  • Online shopping. As cheaper deals are available online, and stores can’t offer a point of difference, more shoppers are turning to the internet for their purchases.
  • Development of malls outside the city centre. Privately owned shopping malls attract shoppers away from the CBD with free parking, chain and outlet stores, and anchor destination businesses (such as food courts and cinemas).

A myriad of reasons contribute to reduced pedestrian counts, which — if not proactively checked — can lead to disappointment for commercial property owners.

What can commercial property investors do?

Over the past decade in Tauranga, rents on commercial properties in the CBD have barely risen. Compare this to other retail areas in the city, which have seen 15-20% growth in rental rates, and it’s clear to see the CBD is missing out on substantial growth.

At first glance, investors may be put off by this dispiriting prospect, but Paul Higson isn’t discouraged:

“With CBD assets, you have to be more proactive as an owner. It’s not like a passive investment in a mall or industrial property. In the CBD you have to be willing to make changes, to grow.”
- Paul Higson, TelferYoung Tauranga

His primary recommendation for commercial property owners is to think about how a given property will be in demand and what potential it carries for the future. The demands of 20-30 years ago are no longer relevant, and owners must be future-forward with plans if they are hoping to see growth.

Ways to design spaces with modern leaseholders in mind:

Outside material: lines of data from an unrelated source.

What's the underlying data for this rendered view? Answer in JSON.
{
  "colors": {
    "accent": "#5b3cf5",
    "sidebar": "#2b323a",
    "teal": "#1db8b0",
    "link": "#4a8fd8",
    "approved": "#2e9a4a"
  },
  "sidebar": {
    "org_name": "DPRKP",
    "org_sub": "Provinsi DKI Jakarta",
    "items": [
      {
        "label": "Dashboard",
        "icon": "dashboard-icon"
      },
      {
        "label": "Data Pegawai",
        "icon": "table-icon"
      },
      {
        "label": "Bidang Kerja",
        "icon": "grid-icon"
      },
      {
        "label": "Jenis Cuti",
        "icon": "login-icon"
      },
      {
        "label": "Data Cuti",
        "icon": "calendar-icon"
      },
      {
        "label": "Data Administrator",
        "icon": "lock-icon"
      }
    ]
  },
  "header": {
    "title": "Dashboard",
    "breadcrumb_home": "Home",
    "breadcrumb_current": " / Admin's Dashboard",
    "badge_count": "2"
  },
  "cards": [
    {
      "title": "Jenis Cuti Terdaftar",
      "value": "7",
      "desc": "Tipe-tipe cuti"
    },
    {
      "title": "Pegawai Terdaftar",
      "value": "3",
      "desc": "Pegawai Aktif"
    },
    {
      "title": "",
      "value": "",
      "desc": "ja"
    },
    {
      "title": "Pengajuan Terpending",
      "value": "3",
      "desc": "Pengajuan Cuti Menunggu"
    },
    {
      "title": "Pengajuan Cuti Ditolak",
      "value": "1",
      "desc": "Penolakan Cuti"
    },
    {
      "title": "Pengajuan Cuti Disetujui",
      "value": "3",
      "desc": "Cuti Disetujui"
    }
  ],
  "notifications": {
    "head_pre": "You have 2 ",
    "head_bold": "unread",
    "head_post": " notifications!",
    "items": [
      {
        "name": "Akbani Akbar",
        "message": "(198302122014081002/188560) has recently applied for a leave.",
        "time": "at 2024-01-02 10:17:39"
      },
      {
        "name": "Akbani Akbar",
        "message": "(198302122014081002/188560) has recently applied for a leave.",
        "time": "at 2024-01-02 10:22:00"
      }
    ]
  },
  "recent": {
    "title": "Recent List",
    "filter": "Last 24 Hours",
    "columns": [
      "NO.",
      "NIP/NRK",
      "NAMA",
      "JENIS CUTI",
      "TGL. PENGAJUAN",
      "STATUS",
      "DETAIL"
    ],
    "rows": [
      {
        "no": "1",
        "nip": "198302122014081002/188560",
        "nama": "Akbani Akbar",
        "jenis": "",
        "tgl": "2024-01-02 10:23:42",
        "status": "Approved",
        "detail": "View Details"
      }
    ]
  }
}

  • Top to bottom. Creating residential housing above ground-floor commercial space can help bring residents back into the CBD, while attracting pedestrians to the street front.
  • Ground-floor options. Your ground-floor retailers may not be the traditional high street set anymore, it could be outlets for online retailers, or experiential destinations (e.g. restaurants or cafes).
  • Be a destination, not a window shop. Traditionally, the first 5-10m of depth were top priority for the ground-floor, but with changing shopper behaviour, retailers are relying more on becoming a destination, and less on trying to persuade passers-by to stop.
  • Provide an experience. To compete with online shopping, retailers are needing to provide experiences in-store — for example live music, or free drinks. Premises with wider space at the rear, or views from the back of the business offer greater potential for this.

Observe the burgeoning trends for central city spaces worldwide — like creating green spaces that pedestrians want to be in — and evaluate whether these are achievable or realistic for your space.

How TelferYoung can help

Experienced valuers, like our team at TelferYoung, have their finger on the pulse of the commercial investment industry to know what businesses are performing, what may be a good use of a particular space, and how rents are tracking in a certain area.

We can advise commercial property owners on which sectors — and what sub-sectors within those — are performing the best

If offices are performing well in the CBD, we’ll help you to break down the benefits between investing in a big or small, modern A, B or C grade office space.

We’ll guide you through your options for converting ground floor space into different retail or experience premises

Some ground-floor spaces may be appropriate to adapt differently in the future, to capitalise on growing trends and demands.

We work with you to find a commercial investment property that’s suited to your needs and capabilities, based on historic and current rental trends

You may be excited about investing in a property, without realising that rents aren’t growing or changing — unless you do something about it.

Higson likens the CBD to a giant cruise ship: the hulking size giving it momentum in a single direction, and it takes quite some effort to turn, but when it does turn it powers ahead wherever you steer it.

His is an optimistic view, open to the exciting future that developments in the CBD can bring.

Our qualified valuers at TelferYoung are on call to advise you on the best commercial property investments for your needs. Talk to us today.


Posted 5 months ago